Think 5/6 star luxury but on a cruise ship. With amazing food, stunning rooms and suites and a focus on a more personalised experience. Luxury cruises tend to be all-inclusive and feature unlimited premium brand wines and spirits. They can be smaller than traditional cruise ships which means that you can get to smaller ports and destinations which are bespoke and feature fewer tourists. The ships themselves are created by top architects and interior designers, check out Celebrity Edge for a good example of this.

 

Adventure

 

This is the very latest form of cruise and has really started to take off in a massive way. Traditional cruises focus on life on board the ship and what the ship has to offer whereas an adventure cruise focuses mainly on the destinations. The boats are smaller so that they can dock in more places and creates more flexible itineraries so they can drop anchor or change course last minute creating a sense of adventure. Some of the popular destinations include the Antarctic, Alaska, Galapagos and Costa Rica. Cruise passenger numbers are smaller, normally under 100 guests so you can create really good connections with your fellow passengers. Scenic Eclipse, for instance, features two helicopters for adventure and discovery in the skies and submarines so you can explore under the sea, creating a whole new meaning to the word excursions!

 

Research your ports and shore excursions

It is a good idea to do your research when it comes to ports and shore excursions before your cruise begins. The cruise itinerary will do doubt be extremely detailed in terms of shore days, ports of call and the times for disembarkation and re-embarkation afterwards. This allows you enough information to easily plan your day ashore, such as excursions either with the ship or through an external company. Just be aware that if you do choose an excursion with an external company the re-embarkment times are very strict and non-negotiable. The ship will not wait for you if you are late so plan meticulously and wear a watch!

Cruise Lingo 101

Speak like a cruise pro!

 

Sea day – When your ship is at sea all day and doesn’t dock anywhere

 

Port of call – A designated area or port city on your itinerary

 

Shorex – an abbreviation of ‘shore excursions’

 

Bow – the front of the boat

 

Stern – the back of the ship

 

Stateroom – your cabin – or if you have upgraded, your suite

 

Berth – the name of the in-built bed or bunk in your stateroom

 

Lido deck - wherever the pool is located

 

Galley – the ship's kitchen

 

Dock or Tender – Beside each port of call on the itinerary it will say either dock or tender. Dock is when the ship docks next to land and you can walk off straight into the port. Tender is when the ship anchors in the sea but close to land and you will be taken to land via a small boat.

 

Cruise Director – This is the ‘face’ of the ship and will be in charge of hosting events and shows

 

Roll – If you are in rough seas you could feel a side to side motion which is called the roll

 

Purser – This person is responsible for all financial transactions onboard the ship

 

Muster Station – This is an area close to your cabin where you must gather with your life jacket in the event of an emergency. At the beginning of your cruise, you will be called to your muster station so that you can be shown the emergency procedures which is very important!

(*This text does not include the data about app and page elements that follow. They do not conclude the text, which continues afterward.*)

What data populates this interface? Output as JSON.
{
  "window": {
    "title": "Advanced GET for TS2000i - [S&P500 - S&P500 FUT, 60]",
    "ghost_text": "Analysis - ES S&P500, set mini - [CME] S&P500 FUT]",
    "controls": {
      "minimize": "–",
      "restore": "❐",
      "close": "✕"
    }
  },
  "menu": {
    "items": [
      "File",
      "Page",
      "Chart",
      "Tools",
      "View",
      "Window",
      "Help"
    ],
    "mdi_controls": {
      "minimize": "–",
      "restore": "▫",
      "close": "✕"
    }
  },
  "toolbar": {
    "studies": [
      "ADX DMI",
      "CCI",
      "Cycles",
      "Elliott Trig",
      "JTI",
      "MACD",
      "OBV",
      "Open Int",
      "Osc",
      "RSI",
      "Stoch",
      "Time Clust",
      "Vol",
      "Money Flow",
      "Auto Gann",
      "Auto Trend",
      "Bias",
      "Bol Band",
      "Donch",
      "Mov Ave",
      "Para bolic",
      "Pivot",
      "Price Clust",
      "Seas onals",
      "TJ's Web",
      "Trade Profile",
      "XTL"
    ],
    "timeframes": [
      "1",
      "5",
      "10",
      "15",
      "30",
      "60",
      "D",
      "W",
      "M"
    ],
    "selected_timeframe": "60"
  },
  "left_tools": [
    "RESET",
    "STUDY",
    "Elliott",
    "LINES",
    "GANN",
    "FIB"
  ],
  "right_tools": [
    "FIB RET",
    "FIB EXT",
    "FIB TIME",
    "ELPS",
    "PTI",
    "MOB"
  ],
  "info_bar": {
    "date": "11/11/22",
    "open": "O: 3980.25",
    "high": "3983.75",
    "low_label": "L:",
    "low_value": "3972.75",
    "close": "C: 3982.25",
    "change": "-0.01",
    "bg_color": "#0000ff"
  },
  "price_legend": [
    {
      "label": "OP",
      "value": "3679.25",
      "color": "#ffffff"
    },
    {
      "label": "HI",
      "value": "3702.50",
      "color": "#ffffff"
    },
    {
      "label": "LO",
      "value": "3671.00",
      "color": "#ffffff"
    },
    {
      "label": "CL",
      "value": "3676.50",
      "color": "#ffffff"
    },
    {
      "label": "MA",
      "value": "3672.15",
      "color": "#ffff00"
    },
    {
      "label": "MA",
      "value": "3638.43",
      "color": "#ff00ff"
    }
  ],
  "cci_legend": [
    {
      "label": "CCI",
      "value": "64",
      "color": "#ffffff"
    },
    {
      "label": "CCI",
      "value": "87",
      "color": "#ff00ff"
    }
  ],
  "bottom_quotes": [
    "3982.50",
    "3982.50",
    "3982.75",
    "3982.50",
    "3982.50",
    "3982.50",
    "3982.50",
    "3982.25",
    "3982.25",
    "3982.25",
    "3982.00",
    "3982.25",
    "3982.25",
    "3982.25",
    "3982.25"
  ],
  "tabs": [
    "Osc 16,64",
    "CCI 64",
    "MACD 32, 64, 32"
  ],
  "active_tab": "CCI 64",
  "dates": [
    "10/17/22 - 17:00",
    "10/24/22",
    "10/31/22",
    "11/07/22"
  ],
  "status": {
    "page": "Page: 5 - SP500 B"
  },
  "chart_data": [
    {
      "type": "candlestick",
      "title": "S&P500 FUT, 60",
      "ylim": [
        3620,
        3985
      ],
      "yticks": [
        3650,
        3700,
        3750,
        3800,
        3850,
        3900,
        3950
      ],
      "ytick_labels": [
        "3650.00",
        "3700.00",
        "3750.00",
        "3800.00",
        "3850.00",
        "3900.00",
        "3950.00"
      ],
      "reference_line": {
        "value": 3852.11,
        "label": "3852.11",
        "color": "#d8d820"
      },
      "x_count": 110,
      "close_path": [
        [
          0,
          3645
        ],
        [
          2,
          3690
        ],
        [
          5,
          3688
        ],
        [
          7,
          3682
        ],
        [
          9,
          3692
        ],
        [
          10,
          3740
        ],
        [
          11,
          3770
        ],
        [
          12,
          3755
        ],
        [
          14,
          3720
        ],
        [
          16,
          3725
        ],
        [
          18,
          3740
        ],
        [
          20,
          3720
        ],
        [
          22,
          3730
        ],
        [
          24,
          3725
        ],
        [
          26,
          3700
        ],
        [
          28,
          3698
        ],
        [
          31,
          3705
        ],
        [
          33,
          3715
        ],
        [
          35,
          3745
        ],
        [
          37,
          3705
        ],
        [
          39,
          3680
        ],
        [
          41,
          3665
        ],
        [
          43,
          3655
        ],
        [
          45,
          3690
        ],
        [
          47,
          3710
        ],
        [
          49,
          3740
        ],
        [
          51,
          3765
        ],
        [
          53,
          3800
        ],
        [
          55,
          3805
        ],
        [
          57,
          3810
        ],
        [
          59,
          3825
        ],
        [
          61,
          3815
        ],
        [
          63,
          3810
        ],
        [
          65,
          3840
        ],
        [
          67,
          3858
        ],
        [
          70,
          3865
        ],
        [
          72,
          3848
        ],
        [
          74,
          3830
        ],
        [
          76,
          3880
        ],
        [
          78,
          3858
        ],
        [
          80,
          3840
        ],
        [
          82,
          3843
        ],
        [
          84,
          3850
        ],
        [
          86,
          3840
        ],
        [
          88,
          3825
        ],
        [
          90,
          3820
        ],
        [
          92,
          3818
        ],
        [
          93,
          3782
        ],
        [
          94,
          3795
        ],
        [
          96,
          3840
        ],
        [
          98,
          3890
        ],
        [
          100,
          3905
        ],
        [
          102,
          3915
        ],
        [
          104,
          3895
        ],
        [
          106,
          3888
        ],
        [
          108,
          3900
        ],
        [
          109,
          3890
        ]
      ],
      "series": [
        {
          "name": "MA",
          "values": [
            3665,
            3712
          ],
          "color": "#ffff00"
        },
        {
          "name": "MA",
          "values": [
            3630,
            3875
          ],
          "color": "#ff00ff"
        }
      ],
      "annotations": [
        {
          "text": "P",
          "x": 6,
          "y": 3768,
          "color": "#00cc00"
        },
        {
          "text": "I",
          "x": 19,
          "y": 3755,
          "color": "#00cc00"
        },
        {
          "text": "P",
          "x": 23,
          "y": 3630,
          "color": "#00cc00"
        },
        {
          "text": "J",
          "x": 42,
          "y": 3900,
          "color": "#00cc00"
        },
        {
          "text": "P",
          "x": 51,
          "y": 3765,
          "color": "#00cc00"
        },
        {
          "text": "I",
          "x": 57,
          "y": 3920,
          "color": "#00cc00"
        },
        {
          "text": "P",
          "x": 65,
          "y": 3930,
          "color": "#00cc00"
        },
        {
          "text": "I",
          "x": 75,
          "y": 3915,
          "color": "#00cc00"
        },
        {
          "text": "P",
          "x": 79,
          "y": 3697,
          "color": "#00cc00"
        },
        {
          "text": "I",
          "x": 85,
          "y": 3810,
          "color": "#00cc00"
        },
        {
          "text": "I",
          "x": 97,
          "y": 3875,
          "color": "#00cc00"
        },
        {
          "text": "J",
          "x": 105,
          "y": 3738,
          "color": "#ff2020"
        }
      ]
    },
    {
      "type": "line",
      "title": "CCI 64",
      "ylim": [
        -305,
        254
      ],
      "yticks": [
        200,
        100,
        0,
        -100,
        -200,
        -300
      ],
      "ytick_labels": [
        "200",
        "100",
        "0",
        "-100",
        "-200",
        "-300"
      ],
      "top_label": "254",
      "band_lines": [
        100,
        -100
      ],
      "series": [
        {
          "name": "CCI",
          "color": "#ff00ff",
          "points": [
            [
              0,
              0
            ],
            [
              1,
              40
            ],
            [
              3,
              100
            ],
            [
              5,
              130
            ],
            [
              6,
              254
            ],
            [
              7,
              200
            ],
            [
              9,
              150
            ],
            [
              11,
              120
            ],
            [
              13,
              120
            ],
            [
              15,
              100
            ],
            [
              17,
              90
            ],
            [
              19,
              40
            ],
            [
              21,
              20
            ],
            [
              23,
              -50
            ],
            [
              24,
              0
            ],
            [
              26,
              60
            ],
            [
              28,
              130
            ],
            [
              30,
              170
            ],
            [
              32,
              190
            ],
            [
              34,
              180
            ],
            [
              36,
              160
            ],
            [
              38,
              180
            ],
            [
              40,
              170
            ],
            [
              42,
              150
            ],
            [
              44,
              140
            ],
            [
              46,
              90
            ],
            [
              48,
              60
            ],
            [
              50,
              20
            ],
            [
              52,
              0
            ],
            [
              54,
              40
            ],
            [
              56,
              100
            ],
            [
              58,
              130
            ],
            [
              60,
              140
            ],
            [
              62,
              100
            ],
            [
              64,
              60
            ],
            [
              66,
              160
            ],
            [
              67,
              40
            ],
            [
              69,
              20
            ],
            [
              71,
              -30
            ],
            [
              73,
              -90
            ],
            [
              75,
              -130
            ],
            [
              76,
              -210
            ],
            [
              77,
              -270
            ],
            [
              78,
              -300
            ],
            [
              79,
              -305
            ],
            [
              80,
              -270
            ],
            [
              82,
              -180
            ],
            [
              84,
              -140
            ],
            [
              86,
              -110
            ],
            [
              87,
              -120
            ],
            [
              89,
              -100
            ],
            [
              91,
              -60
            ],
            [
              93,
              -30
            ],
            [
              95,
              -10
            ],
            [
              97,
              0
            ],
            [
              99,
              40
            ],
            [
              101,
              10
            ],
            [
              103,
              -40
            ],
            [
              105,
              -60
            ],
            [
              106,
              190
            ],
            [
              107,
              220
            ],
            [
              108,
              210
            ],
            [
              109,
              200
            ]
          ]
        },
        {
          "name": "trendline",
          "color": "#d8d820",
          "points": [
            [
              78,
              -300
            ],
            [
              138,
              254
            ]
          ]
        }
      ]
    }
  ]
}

If you would like us to plan your very first cruise, get in touch and we will find the perfect cruise for you.